Three young siblings killed along with their mother. A pregnant woman lying dead under a fallen roof.
BEIRUT: Blood flood everywhere. Bags of body parts.Three young siblings killed along with their mother. A pregnant woman lying dead under a fallen roof.
Syrians witness these scenes almost on a daily basis frequently after marketplace bombings in the northern Syrian city of Idlib. The carnage from Russian or government airstrikes in the two days since Russia and the United States declared that a new cease-fire would begin on Monday.
At least 91 people were killed and scores more wounded in two days of attacks on rebel-held areas around the country, mainly in Idlib and in the divided city of Aleppo, according to tallies by doctors, rescuers and monitoring groups. The violence has deepened mistrust among Syrians that the cease-fire, agreed on late Friday, will deliver on its promise to ground the government planes that opposition groups say cause the war’s greatest death toll.
Rebels, who have no air power, also attacked government-held areas, mainly with mortar shells. The Syrian state news media reported rebel shelling in several cities — Damascus, Aleppo, Hama and Dara’a — but did not say whether there were casualties.
In any war, it is common for the parties to escalate attacks in the days or hours before a truce, and in this case the uptick was sharp.
“I will tell my expectations for the coming two days,” Abdelkafi al-Hamdo, a teacher and an anti-government activist, said in a text message minutes after the deal between the United States and Russia was announced.
“Assad will try to kill as much as possible before the claimed cease-fire,” he said, referring to President Bashar al-Assad. “A lot of shelling and bombs will fall upon civilians, especially the almost empty markets.”
On Saturday, airstrikes hit Idlib, Aleppo and the Damascus suburb of Douma. On Sunday, Mr. Hamdo wrote grimly, “We know what Assad and Russia are.”
Russian officials have denied that their warplanes have been responsible for a single civilian casualty in nearly a year of airstrikes; the monitoring group Airwars.org estimates the number at more than 3,000.
The heaviest strikes over the weekend happened in Idlib, a province held by insurgents ranging from the Qaeda-linked group formerly known as the Nusra Front, which recently changed its name to the Levant Conquest Front, to rebel groups backed by the United States.

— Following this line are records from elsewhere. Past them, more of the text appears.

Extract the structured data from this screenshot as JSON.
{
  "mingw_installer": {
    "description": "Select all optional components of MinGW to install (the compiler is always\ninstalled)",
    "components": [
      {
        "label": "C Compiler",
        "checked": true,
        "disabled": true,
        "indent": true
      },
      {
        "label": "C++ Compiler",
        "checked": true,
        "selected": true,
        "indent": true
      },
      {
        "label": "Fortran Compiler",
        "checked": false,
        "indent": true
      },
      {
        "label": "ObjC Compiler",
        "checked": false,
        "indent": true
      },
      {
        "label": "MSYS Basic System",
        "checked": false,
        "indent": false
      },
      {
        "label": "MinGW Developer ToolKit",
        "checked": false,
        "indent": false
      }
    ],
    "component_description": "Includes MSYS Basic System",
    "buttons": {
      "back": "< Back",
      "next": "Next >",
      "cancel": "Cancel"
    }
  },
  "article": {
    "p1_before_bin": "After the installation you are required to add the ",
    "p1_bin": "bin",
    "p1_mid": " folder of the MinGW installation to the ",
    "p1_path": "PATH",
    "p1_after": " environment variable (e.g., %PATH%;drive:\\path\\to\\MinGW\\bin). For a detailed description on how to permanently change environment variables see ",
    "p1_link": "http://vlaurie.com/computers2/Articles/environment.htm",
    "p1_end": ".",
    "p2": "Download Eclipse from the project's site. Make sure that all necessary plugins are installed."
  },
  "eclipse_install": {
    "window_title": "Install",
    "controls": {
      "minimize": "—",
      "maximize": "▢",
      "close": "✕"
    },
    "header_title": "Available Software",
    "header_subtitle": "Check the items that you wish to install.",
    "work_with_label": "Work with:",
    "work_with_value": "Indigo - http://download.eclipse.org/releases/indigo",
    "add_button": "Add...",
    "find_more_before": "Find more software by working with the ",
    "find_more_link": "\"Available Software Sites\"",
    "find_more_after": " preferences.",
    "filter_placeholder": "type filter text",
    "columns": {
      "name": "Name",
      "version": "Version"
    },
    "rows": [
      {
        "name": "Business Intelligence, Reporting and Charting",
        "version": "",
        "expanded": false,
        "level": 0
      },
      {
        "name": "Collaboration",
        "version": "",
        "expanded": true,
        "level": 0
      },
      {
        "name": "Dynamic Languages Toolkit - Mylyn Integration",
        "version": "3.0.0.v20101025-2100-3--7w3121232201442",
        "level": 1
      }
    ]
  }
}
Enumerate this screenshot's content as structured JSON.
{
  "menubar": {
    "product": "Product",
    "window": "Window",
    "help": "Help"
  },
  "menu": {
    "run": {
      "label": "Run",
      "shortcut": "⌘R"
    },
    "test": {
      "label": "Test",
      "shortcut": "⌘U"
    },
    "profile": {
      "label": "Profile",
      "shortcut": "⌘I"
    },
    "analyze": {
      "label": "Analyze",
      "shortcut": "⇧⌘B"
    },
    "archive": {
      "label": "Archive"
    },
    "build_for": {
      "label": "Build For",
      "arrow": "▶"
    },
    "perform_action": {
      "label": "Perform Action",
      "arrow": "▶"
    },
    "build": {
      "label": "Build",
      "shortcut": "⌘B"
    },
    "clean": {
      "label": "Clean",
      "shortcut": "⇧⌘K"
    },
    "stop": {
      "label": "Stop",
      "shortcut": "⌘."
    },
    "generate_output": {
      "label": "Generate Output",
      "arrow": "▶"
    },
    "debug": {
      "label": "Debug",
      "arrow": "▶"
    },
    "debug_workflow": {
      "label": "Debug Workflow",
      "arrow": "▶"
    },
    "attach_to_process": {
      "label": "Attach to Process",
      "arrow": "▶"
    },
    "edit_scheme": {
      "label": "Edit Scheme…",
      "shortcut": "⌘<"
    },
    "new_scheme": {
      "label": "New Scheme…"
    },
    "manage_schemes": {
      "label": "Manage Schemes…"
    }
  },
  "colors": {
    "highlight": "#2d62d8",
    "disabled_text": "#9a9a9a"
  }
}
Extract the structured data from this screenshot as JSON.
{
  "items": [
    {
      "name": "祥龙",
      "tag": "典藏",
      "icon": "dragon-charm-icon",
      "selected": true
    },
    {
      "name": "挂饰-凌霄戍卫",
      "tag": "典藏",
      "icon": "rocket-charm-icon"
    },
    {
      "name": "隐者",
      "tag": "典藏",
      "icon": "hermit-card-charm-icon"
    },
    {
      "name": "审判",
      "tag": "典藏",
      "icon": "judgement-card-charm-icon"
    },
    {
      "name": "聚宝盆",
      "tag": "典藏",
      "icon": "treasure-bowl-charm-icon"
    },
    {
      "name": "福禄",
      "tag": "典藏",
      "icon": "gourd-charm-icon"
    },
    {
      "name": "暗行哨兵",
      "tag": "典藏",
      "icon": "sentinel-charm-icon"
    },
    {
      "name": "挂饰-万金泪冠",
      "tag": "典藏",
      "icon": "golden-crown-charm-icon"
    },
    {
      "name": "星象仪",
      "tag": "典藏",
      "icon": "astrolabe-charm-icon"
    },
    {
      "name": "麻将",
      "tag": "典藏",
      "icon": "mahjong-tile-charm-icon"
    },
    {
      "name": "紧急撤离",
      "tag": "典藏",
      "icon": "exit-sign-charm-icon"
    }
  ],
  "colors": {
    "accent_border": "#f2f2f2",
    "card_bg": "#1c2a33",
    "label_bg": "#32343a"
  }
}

The strikes hit a marketplace as people shopped for Eid al-Adha, or the Feast of the Sacrifice, a major Muslim holiday. The cease-fire is set to begin on Monday at sundown, when the holiday starts.
“Idlib’s people got a gift for the feast,” said Mohammad Najdat Kaddour, a resident of the nearby town of Binnish who went to Idlib to film the aftermath. “This was their gift.”
“People decided to go out after hearing there was a truce on Eid,” he said via internet chat. He said he was incensed not only at the Syrian government, but also at the United States for supporting a deal he considered worthless.
“Do you believe there’s something called a truce?” he said. “They are all a bunch of criminals.”
Residents compiled a list of the dead, including three young siblings, Sidra, Abdelkareem and Mohammad Arafa, who had been killed along with their mother. Videos from the scene posted online showed piles of rubble and overturned carts, and the bodies of children and adults.
In Douma, residents reported the deaths of two young brothers who had lost a third brother last year.
In Aleppo, doctors reported new casualties on Sunday morning from another round of barrel bombing. Youssef Mohamamd Almosto, 60, was reported dead; a 36-year-old man had a leg amputated; and several children were treated for injuries.
Syrian armed opposition groups were debating whether to accept the terms of the deal, which calls for a complete halt to violence for seven days, followed by joint operations by the United States and Russia against designated terrorist groups like the Islamic State and the former Nusra. Opposition groups — including those strongly against Al Qaeda and the Islamic State — widely believe the deal is stacked against them. The Islamist group Ahrar al-Sham said on Sunday that it would not accept the cease-fire terms.
Yet virtually all Syrians would welcome a respite from fighting and bombing, as was provided under a short-lived cease-fire in February. They may be willing to give it a try, even though the Russian and American officials who brokered it have themselves voiced doubts that it will work.
Other opposition groups have been warned that they may also be hit by airstrikes if they do not leave areas where Nusra is present or remove the militant group itself — something not always possible for weaker groups to do without abandoning their home areas.
The plan accepts the presence on the battlefield of other groups designated as terrorists by the United States — such as Hezbollah — that are battling on the side of the Syrian government, and considers them parties to the cease-fire.
Iran, Hezbollah and the Syrian government have all declared that they accept the deal.